Language’s expressive power is one of its key characterising features. This generative capacity is achieved through language’s double articulatory nature: meaningless sounds (phonemes) are combined to create meaningful words (phonology/combinatoriality), and words are assembled into higher-order meaningful phrases (syntax/compositionality). Comparative work on non-human animals investigating the evolutionary origin of combinatorial abilities has so far focused on singing species or on primates. Although these studies have shed light on the combinatorial capacities outside of humans, evidence for basic phoneme-like or semantically compositional structures in non-human communication systems is rare. By taking a comparative approach, investigating the prevalence and diversity of combinatoriality within the discrete call system of two highly social passerine birds, this dissertation aimed to unveil selective drivers promoting combinatorial capacities, and provides analogue examples to, and potential precursors of, language’s combinatorial layers.

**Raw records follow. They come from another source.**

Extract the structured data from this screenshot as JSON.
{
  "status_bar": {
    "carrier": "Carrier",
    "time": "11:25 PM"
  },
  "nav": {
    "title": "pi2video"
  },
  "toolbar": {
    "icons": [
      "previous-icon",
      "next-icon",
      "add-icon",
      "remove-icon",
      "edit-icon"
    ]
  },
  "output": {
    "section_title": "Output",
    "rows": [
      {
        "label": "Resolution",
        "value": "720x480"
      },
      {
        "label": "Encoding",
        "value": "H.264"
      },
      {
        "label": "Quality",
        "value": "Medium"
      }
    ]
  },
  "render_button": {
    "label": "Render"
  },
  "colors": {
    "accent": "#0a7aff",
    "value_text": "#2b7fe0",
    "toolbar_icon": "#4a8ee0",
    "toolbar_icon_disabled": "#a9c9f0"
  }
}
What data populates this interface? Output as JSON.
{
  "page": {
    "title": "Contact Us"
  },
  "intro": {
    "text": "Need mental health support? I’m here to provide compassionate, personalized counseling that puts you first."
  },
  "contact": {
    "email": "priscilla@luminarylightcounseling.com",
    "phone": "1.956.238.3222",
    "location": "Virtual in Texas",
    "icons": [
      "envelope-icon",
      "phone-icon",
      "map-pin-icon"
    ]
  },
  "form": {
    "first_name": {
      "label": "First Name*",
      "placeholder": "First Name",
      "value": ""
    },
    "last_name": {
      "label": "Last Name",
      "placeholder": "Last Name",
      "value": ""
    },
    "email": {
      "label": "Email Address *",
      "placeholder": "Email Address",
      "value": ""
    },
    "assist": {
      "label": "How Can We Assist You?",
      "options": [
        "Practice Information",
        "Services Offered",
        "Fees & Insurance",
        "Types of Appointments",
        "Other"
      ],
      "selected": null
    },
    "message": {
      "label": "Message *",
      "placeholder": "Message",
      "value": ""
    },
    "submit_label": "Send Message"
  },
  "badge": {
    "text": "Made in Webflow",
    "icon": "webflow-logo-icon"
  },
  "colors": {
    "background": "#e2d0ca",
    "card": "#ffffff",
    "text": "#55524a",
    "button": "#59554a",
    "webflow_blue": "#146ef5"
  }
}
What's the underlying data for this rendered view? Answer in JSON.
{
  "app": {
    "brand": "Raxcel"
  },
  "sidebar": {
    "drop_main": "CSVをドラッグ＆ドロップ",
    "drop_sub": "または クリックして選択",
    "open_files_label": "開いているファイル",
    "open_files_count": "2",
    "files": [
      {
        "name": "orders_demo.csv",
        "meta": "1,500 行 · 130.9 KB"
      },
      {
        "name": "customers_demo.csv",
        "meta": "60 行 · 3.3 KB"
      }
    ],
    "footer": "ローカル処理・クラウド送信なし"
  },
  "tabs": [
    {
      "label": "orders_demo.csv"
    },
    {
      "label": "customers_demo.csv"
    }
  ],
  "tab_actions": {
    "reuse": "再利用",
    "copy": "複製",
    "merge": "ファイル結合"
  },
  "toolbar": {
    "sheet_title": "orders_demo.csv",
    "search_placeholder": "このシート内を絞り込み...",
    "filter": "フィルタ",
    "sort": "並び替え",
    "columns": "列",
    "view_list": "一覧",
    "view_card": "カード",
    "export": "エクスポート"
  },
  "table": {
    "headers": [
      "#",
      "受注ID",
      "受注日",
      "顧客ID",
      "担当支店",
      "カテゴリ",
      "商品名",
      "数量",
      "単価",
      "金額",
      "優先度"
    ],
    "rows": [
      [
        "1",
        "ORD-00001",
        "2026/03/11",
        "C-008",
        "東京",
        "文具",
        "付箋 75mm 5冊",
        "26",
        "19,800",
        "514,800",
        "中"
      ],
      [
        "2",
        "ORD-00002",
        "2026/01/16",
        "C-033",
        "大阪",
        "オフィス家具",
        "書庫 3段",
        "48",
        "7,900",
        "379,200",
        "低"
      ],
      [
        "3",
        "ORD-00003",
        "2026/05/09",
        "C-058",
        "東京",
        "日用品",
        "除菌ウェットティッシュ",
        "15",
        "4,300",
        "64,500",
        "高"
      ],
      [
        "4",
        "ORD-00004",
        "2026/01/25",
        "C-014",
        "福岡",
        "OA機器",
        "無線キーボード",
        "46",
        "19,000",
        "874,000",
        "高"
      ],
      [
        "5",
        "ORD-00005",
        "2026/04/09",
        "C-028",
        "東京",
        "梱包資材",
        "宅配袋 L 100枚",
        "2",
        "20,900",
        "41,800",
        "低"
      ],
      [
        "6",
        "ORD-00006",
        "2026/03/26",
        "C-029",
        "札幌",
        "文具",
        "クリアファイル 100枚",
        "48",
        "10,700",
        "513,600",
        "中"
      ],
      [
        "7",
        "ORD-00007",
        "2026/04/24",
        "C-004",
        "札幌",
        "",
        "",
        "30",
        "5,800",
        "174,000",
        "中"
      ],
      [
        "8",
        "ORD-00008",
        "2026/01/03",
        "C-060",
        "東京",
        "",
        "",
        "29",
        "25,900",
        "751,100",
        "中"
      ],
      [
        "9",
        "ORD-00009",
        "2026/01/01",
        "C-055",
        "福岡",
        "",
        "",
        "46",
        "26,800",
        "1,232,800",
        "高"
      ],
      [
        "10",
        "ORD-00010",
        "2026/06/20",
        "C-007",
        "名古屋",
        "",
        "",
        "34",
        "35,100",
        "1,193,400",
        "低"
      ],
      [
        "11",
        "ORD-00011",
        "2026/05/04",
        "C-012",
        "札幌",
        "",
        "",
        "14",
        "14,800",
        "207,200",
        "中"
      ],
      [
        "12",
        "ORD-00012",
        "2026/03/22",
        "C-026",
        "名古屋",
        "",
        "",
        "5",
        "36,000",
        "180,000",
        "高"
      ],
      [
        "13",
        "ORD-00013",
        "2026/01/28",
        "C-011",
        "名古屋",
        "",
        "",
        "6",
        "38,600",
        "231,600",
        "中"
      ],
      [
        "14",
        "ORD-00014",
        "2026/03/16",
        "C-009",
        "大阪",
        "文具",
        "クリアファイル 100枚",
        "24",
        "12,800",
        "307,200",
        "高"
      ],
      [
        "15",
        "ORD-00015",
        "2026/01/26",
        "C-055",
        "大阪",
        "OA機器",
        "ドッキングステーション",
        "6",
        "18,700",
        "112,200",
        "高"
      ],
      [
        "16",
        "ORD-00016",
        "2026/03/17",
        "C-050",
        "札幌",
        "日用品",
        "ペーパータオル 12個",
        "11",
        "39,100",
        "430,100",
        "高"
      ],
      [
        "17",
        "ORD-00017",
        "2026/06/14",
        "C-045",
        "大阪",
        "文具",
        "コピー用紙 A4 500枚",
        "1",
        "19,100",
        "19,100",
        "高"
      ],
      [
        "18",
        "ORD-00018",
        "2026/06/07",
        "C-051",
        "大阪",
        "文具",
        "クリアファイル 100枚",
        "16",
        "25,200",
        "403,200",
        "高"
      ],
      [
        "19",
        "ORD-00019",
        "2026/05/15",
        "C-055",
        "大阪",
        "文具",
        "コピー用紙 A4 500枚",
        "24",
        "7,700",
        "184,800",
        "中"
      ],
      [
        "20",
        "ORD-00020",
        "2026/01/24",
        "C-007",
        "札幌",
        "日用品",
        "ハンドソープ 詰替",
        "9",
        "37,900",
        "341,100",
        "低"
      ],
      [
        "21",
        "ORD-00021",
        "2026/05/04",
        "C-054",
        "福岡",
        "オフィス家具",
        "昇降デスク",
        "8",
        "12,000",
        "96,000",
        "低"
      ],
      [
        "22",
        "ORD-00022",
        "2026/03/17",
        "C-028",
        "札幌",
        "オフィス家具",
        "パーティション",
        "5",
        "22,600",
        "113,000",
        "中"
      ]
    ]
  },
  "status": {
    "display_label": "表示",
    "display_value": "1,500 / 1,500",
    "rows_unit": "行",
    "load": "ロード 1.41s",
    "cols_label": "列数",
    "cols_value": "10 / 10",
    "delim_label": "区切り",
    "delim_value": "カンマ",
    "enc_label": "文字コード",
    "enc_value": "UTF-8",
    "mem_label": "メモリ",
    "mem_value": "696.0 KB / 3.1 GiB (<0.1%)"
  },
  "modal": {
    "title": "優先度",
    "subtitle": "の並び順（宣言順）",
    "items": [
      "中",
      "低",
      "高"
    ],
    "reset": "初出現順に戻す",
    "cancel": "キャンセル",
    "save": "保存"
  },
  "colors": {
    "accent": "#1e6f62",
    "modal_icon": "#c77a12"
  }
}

Work on chestnut-crowned babblers (Pomatostomus ruficeps) demonstrates the reuse of two meaningless sounds (A & B) in different arrangements to generate the functionally distinct AB